* Tiffany sent almost 135k takedown notices to eBay in 2006. (Interestingly, that number appears to have dropped substantially in 2007). That translates to about 370 takedown notices each day, or 15 every hour, or about one every 4 minutes.

* As reported via Tiffany, eBay’s top 10 filers of takedown notices filed a quarter-million per month in 2003, growing to over 400,000 takedown notices per month in 2005–or, about 5,000,000 takedown notices per year from just the top 10 complainers.

* In 2004, Tiffany purchased 186 Tiffany items listed for sale on eBay and, according to its assessment, only 5% of those were legitimate Tiffany goods.

* Tiffany repeatedly calls eBay a “rats nest” for Tiffany counterfeits (presumably, the rodential analogy to “red flags” of infringement under 512).

* eBay says that Tiffany has dedicated only 0.1% of its gross sales to counterfeit enforcement (excluding the litigation costs in this case). [This raises a terrific issue for empirical research or a law review paper–what percentage of revenues should an IP owner spend on enforcement of its IP?]

* eBay thinks Tiffany could have spent 1.0-1.5 FTE on additional paralegal support for reporting through the VeRO program (at $50k/FTE) to achieve the same results that it is trying to achieve through this $3-5M litigation.

* eBay’s service levels for takedown response: “eBay’s practice is to remove reported listings within 24 hours, with about 95 to 99 percent removed during that time; 70 to 80 percent of reported listings were removed within 12 hours of notification during the course of the litigation, and nearly three-quarters are currently removed within four hours.”

* Less than 50 of the 100,000 takedown notices from Tiffany between 2003-05 required any followup by Tiffany.

* 1/4 of eBay’s worldwide employee headcount of 16,000 is devoted to trust & safety issues. [That number sounds a little puffy; I’d love to see what departments got defined this way. Then again, I’ve heard repeatedly that eBay has 2,000+ CSRs, all of whom have T&S responsibility.] Of those, 200 work full-time on combating infringement, and 70 work full-time coordinating with law enforcement.

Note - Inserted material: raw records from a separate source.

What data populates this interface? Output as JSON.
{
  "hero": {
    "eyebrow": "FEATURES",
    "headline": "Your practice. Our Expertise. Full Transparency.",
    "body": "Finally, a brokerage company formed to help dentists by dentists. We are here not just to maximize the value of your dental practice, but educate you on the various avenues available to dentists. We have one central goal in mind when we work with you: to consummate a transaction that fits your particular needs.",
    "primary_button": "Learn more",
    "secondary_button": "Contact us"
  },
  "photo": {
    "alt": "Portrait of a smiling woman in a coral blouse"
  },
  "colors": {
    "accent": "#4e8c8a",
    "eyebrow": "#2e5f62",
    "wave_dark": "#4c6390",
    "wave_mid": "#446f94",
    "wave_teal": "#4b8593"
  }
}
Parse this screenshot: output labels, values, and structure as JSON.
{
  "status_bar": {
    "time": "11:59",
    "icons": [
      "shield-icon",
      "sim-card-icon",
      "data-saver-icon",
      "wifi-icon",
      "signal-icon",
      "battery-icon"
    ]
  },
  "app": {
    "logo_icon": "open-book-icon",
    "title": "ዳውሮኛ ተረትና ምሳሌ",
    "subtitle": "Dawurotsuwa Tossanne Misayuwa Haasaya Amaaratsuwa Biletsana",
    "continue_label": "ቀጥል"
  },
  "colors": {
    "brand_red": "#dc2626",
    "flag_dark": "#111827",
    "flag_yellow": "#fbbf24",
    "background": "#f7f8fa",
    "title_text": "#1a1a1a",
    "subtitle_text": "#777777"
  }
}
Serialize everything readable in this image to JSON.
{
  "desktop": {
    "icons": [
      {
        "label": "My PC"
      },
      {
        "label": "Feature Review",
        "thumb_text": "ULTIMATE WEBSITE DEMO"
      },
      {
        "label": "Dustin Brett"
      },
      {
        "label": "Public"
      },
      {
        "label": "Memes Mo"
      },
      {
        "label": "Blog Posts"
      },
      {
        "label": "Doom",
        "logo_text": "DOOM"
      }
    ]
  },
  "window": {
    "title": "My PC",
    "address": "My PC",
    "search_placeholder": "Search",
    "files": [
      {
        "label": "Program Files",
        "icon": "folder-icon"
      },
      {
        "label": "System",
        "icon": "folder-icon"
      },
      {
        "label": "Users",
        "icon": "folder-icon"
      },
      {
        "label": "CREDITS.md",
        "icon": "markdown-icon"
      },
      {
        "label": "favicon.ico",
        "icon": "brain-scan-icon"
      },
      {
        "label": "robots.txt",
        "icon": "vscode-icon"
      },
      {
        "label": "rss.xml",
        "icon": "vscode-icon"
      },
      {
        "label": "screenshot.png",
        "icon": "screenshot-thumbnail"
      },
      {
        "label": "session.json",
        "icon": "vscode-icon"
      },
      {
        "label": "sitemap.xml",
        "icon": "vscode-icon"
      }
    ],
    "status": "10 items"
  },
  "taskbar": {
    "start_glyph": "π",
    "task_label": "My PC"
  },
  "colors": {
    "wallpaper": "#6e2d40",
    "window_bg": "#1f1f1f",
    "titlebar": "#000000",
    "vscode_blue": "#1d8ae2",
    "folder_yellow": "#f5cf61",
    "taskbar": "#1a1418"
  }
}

In the end, just like the battle over 512, this lawsuit is really a battle about who will bear the investigation costs for questionable user content. Framed that way, given the fat profits earned by both litigants in this case, it’s hard to find a lot of sympathy for either side. But in a world of long-tail content where each content item has relatively low economic value to anyone, the allocation of investigation costs may be dispositve. This case could have a significant bearing on that allocation.